Exercise description. What lines of the data below hold "施工人员规范着装示例"? Show them.

Content starts

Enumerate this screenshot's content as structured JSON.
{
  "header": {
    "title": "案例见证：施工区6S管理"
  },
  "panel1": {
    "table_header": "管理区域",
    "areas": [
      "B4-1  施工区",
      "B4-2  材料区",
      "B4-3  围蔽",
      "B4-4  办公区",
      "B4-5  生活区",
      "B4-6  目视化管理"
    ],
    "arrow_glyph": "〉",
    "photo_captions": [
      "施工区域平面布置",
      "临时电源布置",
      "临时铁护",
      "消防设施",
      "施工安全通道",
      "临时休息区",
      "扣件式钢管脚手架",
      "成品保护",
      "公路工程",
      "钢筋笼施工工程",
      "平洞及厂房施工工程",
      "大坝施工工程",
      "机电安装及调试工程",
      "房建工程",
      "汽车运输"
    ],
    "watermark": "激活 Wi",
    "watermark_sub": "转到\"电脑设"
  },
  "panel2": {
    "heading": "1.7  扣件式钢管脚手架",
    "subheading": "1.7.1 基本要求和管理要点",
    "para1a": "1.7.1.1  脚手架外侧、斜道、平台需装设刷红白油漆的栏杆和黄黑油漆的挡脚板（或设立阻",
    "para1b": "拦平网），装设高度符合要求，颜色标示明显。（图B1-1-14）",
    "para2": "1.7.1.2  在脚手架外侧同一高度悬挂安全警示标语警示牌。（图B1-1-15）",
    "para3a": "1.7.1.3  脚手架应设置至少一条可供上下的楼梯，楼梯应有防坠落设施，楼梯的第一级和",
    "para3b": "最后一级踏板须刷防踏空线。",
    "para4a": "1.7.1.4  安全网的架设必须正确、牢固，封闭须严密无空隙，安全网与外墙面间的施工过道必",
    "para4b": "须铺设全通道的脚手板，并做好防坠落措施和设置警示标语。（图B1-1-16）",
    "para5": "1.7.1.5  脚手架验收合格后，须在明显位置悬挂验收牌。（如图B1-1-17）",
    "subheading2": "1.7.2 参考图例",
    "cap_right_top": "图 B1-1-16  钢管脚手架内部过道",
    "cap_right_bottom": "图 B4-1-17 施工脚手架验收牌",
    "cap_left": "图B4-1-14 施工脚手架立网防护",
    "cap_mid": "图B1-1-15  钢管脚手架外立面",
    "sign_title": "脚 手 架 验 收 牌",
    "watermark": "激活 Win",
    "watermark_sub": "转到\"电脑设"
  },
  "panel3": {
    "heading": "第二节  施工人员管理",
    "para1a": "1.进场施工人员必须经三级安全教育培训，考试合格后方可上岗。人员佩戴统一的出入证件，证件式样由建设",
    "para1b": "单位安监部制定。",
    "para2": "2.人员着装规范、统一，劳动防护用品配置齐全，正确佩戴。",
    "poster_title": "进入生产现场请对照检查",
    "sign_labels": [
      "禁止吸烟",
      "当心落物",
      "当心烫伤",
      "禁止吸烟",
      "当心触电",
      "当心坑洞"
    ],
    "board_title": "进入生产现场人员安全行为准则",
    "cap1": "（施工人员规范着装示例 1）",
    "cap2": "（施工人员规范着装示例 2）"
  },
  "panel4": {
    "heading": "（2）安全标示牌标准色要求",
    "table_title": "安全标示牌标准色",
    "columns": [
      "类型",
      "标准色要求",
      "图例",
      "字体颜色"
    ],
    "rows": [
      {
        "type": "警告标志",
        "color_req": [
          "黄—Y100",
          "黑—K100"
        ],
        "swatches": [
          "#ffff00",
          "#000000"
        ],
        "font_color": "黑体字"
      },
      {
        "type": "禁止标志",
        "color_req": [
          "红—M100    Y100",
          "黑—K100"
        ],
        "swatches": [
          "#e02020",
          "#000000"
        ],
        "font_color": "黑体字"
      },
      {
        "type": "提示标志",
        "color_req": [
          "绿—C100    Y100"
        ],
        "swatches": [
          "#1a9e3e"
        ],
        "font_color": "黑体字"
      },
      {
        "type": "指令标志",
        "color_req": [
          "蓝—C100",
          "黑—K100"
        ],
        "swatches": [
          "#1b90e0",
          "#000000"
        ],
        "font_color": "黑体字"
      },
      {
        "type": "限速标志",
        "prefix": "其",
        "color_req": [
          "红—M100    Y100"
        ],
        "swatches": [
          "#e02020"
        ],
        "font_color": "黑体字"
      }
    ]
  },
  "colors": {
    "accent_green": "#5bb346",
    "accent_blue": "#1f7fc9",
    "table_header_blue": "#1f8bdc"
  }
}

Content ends

Expected answer.
    "cap1": "（施工人员规范着装示例 1）",
    "cap2": "（施工人员规范着装示例 2）"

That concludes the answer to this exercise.